It’s laugh-out-loud funny, but the pill does protect Robin from an ambush that Batman has seen coming. And it’s worth recalling the cards that open the movie dedicating the film to “the enemies of crime” but also the “lovers of the ridiculous and bizarre.” If Batman and Robin — gaudily costumed and perfectly normal Americans — do not love the ridiculous and bizarre, the movie does not hold that against them. They are ridiculous and bizarre in their own way, which never makes them any less than dedicated enemies of crime and defenders of the normal. “It’s just one of those things in the life of every crimefighter,” a sad Batman tells Robin as he realizes his potential soulmate was a crook all along. This isn’t the kind of movie that will let the hero find happiness in that kind of love. But it will help him in other ways.
At multiple points in the film, Batman and Robin face certain death — a torpedo bearing down on their motionless bodies, a Bat-Copter falling from the sky with no landing gear — yet are saved by off-camera events. “The nobility of the almost-human porpoise,” leads a self-sacrificing cetacean to jump in front of the torpedo, while the Bat-Copter makes a soft landing on the wares of a presumably annual Foam Rubber Salesman Convention. These reversals are overtly ridiculous, eye-rollingly bizarre. Batman and Robin are men of great strength and resolve (the former does get rid of that bomb in the end), but in these places the narrative contorts itself to save them — it won’t let them escape their absurdity but it won’t let them die. That’s what makes this a fairy tale in the end, something that may have been made in a certain time but is itself timeless.

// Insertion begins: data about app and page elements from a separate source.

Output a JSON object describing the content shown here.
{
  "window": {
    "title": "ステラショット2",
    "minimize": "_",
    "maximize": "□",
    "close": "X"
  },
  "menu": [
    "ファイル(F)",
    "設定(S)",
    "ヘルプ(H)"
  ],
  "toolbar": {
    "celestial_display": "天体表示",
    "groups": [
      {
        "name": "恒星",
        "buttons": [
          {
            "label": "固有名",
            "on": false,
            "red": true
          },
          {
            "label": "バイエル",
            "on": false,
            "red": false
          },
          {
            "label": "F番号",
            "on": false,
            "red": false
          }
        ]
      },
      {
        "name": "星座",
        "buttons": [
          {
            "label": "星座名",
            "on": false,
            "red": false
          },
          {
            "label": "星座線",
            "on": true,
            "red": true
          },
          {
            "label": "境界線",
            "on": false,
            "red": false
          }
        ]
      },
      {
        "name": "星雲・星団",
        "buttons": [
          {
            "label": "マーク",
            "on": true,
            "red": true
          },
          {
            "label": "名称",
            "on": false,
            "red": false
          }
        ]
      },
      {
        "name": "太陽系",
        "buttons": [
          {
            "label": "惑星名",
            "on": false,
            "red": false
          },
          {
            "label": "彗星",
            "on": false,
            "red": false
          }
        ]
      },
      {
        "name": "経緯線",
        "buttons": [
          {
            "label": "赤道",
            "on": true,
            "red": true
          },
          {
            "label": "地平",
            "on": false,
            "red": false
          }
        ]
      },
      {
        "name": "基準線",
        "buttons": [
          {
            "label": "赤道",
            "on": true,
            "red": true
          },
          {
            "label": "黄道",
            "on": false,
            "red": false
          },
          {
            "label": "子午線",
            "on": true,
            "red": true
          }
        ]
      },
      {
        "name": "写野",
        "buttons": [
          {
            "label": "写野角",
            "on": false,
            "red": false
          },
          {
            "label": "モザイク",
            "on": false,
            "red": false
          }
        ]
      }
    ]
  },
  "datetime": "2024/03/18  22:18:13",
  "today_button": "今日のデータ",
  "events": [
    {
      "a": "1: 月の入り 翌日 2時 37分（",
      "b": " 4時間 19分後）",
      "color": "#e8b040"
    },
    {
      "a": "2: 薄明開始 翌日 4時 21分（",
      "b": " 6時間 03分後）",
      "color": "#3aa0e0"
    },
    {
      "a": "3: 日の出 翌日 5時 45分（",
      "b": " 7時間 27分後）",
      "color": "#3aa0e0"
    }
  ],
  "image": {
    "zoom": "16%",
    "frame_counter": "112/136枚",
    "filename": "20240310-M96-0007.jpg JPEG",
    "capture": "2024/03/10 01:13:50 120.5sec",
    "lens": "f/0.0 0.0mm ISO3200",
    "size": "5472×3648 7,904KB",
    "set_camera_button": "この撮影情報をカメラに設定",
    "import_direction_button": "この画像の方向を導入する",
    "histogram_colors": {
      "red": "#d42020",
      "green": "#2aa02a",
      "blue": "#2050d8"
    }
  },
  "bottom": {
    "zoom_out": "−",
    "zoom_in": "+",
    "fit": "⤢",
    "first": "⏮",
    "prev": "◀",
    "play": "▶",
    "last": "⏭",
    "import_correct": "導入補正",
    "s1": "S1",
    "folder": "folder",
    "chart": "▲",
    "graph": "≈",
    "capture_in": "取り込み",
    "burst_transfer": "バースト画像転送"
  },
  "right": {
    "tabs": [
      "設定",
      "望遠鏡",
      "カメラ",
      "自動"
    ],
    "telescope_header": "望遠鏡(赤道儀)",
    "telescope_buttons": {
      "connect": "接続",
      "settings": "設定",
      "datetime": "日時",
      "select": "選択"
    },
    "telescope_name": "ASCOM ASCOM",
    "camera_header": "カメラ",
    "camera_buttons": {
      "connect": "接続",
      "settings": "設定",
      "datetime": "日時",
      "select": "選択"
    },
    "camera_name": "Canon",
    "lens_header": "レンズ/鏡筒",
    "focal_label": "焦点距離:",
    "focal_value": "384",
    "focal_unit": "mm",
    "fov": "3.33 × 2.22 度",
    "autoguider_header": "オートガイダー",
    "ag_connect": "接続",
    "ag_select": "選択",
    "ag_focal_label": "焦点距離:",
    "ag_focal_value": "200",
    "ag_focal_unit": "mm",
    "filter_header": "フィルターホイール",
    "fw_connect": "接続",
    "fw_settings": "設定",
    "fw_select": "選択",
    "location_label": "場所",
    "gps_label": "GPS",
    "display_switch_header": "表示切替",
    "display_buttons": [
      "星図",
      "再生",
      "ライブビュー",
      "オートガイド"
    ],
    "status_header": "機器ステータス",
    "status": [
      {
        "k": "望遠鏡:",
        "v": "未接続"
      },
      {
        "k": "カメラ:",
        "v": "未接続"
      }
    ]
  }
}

Twenty years after this movie came out, comic book fans would vote to beat a new, different Robin to death. By then, Batman had already gotten old and beat up Superman. This film isn’t even called Batman anymore, because that title was usurped by another movie, a kinkier and darker flick where lots of decent people die, and that was the movie that became Batman because it set the tone for the character for the next 30 years. Batman is now a guy who is fighting the freaks and in danger of losing himself. A hero trapped in something much worse than an absurd world, a cinematic universe — a place where everything must line up according to the logic of bean counters and market research and corporate availability. A man who almost never has a partner to help him out.
Batman is a strong enough character to encompass all of those things, but Batman 66 is an out from that future. As a fairy tale it’s a triumph and a trap, a hermetically sealed world of madness that is also a reinforcement of the status quo. A closed loop. Or maybe a racetrack, where the drive is challenging and frustrating and fun and always leads you back to the same place again. A drive that’s not so bad with a buddy riding shotgun.